* [Exercise aim]:
In the listing below, locate the lines that hold "JSON" and copy them.

* [Materials provided]:
* * *

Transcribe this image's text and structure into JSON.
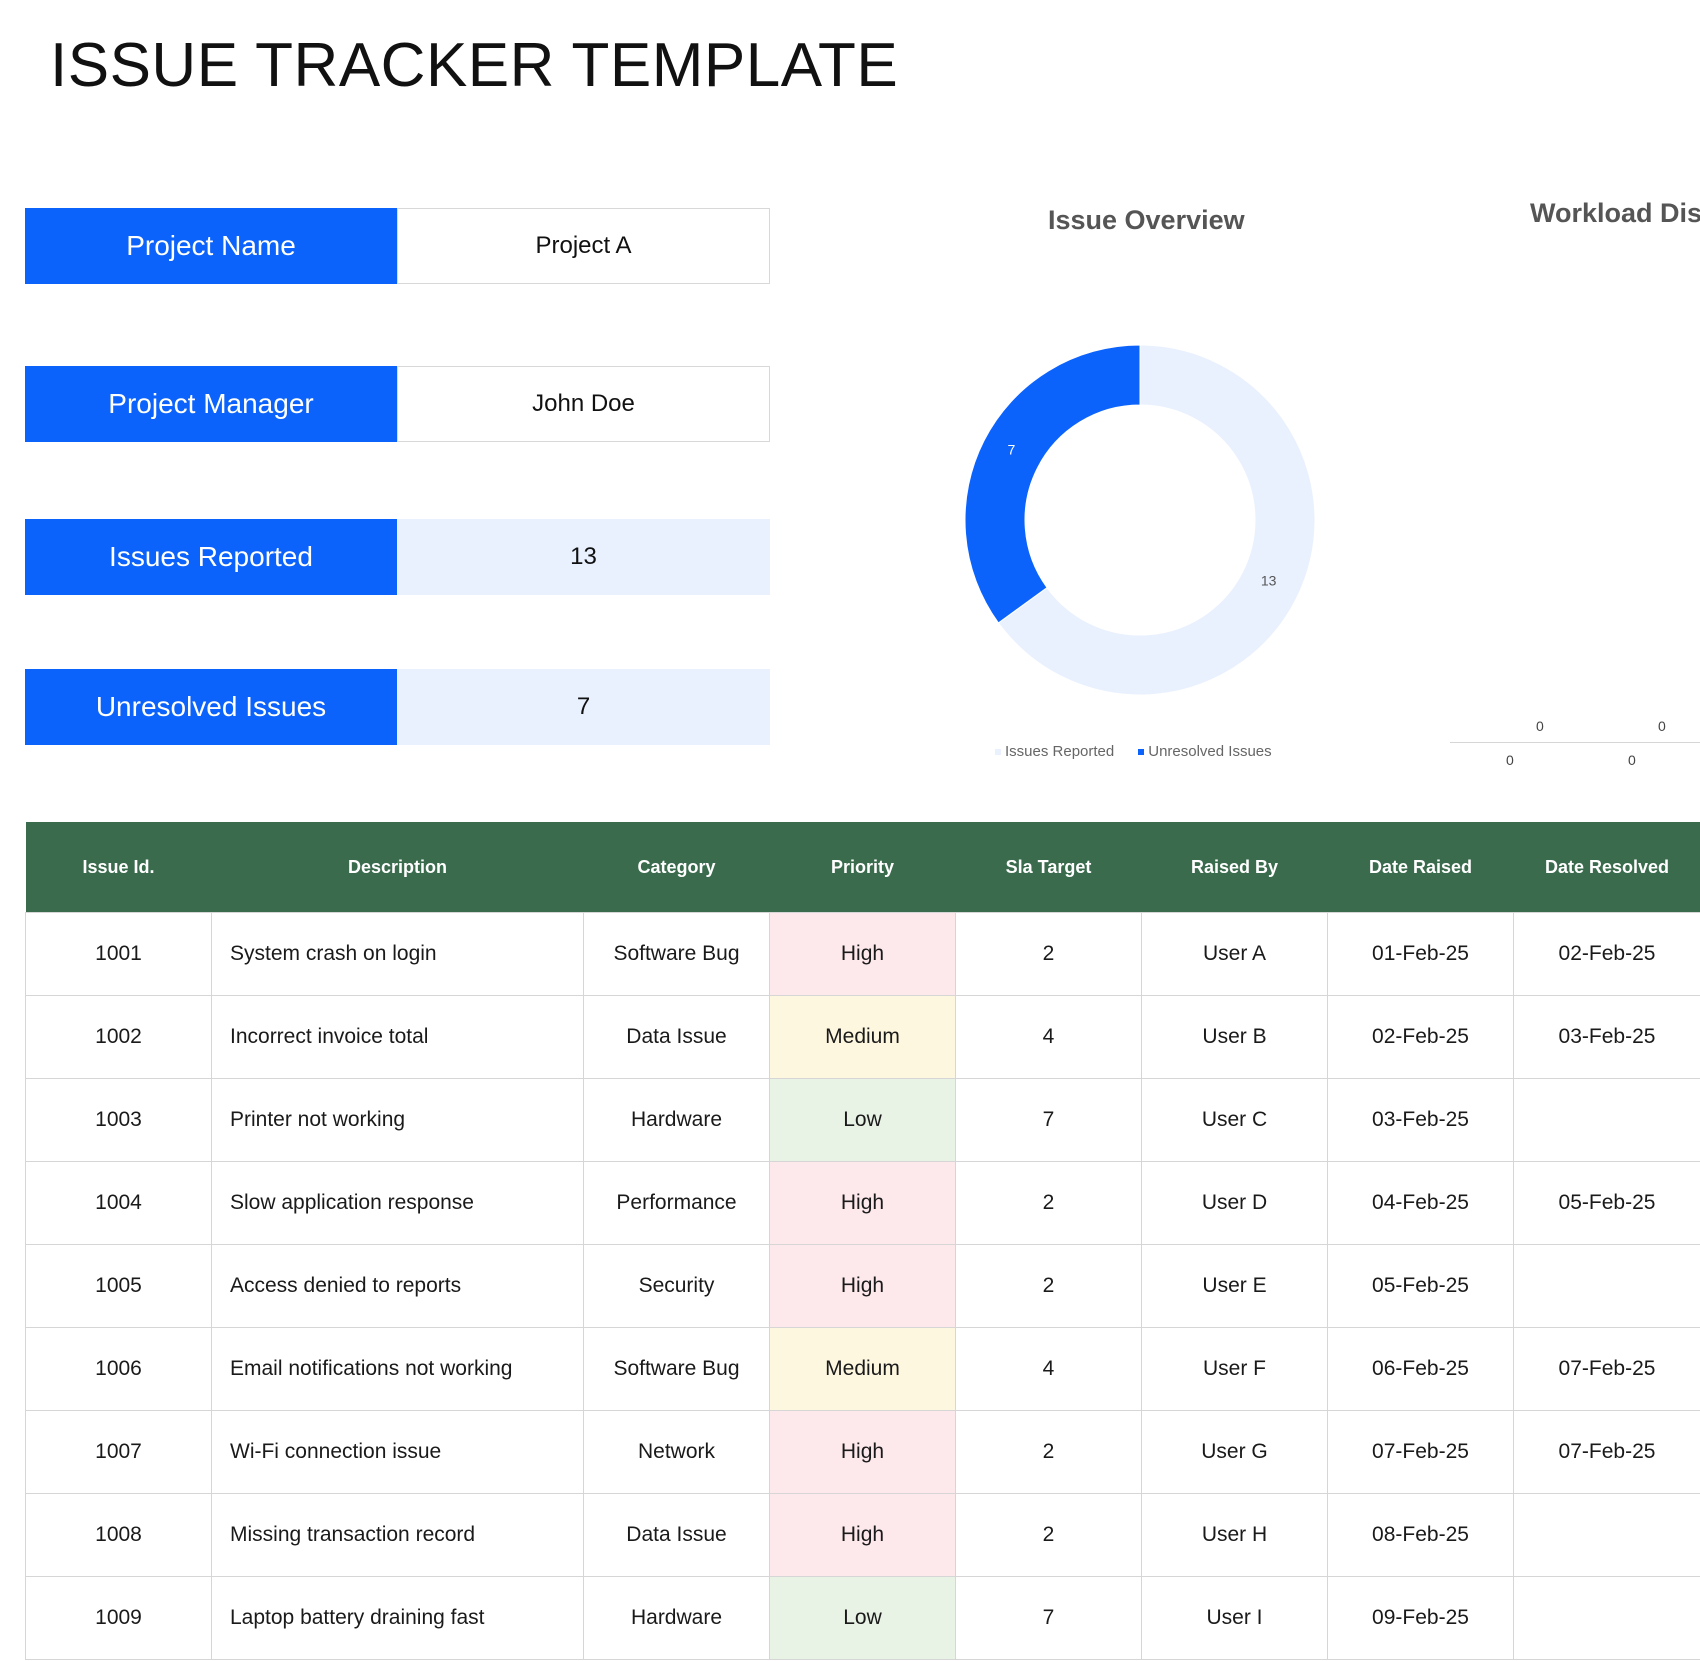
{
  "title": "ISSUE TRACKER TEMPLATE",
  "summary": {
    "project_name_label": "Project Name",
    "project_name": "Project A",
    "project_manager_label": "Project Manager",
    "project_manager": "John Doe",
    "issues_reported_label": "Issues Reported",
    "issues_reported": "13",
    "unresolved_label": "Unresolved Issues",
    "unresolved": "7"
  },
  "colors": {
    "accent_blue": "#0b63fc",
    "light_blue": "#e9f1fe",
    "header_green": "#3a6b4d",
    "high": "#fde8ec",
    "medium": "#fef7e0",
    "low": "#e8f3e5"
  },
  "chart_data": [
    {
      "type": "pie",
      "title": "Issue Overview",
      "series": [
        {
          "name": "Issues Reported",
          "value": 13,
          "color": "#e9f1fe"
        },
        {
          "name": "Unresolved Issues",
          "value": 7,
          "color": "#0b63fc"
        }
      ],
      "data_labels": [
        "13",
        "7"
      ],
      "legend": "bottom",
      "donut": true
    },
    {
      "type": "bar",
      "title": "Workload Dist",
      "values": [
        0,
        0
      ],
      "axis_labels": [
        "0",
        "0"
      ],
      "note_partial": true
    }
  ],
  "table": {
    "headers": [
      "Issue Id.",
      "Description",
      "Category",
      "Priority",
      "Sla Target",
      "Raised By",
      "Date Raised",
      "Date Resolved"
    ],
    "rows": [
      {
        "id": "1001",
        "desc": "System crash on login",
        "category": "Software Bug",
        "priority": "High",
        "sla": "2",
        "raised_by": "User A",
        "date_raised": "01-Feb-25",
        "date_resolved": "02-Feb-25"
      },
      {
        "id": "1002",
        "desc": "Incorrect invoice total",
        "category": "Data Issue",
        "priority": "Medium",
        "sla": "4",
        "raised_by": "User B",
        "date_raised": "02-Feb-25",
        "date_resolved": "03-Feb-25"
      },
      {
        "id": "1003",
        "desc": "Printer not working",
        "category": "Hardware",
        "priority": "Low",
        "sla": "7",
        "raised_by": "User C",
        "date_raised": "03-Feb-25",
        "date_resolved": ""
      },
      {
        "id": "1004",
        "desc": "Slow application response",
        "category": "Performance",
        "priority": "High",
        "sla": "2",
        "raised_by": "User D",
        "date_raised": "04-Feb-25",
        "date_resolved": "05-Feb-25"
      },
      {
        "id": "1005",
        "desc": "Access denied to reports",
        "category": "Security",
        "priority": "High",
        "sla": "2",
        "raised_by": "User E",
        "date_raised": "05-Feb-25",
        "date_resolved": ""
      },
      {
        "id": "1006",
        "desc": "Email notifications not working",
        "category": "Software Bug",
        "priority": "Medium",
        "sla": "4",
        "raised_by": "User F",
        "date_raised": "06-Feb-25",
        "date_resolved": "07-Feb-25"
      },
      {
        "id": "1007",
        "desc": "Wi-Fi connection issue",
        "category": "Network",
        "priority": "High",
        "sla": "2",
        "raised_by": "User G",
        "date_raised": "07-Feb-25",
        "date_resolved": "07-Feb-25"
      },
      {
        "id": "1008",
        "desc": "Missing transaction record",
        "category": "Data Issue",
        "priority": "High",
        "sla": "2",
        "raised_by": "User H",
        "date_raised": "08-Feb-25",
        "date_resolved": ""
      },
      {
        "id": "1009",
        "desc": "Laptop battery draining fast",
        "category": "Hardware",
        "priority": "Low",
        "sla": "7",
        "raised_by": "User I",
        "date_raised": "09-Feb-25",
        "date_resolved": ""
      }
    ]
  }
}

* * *

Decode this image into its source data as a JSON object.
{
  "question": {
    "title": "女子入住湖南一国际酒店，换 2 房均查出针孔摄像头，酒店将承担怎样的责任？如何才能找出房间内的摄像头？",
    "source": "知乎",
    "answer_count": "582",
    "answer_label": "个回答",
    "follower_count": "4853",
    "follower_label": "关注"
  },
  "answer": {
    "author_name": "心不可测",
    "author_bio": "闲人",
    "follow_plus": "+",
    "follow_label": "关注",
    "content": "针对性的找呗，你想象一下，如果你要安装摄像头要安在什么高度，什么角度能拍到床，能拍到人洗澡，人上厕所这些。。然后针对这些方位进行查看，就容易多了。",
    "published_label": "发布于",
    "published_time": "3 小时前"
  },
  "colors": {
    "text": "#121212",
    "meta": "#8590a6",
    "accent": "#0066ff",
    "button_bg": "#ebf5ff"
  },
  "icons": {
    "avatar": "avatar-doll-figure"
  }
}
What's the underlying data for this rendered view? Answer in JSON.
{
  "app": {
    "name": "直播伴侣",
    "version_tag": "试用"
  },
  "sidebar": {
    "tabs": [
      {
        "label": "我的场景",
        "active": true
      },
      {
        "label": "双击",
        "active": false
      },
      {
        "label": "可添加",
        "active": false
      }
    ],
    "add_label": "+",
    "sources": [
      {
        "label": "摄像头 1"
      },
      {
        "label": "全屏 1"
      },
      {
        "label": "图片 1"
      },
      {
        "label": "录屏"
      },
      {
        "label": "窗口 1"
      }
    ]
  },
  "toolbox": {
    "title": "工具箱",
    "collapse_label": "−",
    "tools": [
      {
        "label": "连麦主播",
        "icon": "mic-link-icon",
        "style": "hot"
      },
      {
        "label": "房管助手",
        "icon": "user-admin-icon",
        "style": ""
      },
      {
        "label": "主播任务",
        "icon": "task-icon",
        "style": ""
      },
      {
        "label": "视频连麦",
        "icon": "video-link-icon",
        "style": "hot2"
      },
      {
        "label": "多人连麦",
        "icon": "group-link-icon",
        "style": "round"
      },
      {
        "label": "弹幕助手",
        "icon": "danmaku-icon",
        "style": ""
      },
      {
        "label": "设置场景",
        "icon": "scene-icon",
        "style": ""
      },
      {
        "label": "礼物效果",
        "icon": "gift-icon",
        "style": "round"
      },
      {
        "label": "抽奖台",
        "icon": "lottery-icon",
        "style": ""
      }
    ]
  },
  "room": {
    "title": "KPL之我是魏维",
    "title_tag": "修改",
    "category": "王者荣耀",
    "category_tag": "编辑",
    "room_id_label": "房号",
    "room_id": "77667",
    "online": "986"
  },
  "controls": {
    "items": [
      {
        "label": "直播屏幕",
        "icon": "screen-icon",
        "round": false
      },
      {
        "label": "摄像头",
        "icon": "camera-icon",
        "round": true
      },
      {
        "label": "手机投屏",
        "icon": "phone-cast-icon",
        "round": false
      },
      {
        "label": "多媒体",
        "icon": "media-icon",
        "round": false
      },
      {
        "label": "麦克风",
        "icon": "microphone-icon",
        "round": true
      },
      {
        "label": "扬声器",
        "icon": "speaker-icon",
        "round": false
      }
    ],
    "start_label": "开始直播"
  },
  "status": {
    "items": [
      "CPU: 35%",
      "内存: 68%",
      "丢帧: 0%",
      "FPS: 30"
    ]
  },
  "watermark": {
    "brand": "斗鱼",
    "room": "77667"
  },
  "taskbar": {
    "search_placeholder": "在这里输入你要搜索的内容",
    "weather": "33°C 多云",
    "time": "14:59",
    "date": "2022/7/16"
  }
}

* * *

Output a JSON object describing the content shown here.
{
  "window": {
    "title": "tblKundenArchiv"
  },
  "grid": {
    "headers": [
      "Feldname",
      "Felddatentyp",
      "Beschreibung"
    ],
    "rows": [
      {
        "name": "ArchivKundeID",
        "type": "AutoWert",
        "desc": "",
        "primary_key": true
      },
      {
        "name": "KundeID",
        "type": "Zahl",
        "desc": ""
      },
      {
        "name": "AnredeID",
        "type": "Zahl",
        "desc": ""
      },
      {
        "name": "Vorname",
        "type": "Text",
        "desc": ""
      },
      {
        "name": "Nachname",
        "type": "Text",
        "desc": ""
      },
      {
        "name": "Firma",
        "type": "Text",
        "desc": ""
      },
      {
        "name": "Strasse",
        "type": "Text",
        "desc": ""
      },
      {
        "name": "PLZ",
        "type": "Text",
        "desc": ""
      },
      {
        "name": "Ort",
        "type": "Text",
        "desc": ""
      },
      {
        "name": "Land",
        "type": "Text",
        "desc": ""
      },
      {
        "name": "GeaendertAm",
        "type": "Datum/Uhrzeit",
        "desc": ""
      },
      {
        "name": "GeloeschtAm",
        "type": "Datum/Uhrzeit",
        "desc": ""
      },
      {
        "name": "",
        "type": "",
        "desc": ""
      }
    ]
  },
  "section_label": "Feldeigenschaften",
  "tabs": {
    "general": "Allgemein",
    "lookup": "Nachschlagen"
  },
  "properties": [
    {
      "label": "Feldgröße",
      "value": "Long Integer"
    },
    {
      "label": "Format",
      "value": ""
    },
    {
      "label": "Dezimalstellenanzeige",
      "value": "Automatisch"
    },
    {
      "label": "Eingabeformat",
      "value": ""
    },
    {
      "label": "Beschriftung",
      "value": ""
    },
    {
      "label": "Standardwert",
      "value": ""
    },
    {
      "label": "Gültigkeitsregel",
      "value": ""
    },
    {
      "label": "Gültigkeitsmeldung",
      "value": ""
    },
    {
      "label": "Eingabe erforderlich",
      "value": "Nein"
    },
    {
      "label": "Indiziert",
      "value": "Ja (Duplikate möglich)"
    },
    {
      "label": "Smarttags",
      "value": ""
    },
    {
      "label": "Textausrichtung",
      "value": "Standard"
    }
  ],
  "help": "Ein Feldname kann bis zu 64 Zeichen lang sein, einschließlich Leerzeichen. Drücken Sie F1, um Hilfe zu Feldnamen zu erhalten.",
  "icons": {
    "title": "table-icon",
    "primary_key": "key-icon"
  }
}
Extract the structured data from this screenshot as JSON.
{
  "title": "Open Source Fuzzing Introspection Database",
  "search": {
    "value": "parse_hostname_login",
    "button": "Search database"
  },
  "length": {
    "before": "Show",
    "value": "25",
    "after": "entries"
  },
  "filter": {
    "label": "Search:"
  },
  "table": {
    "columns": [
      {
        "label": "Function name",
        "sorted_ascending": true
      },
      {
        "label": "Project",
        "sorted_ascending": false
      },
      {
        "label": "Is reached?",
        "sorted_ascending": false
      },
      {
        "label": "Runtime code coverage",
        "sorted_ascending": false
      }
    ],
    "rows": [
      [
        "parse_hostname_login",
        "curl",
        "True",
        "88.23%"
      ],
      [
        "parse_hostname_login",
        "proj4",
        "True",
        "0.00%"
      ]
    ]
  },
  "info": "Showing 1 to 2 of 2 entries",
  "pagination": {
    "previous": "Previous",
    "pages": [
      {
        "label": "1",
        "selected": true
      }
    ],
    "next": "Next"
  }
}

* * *

* [Task response]:
Transcribe this image's text and structure into JSON.
Decode this image into its source data as a JSON object.
What's the underlying data for this rendered view? Answer in JSON.
Output a JSON object describing the content shown here.
Extract the structured data from this screenshot as JSON.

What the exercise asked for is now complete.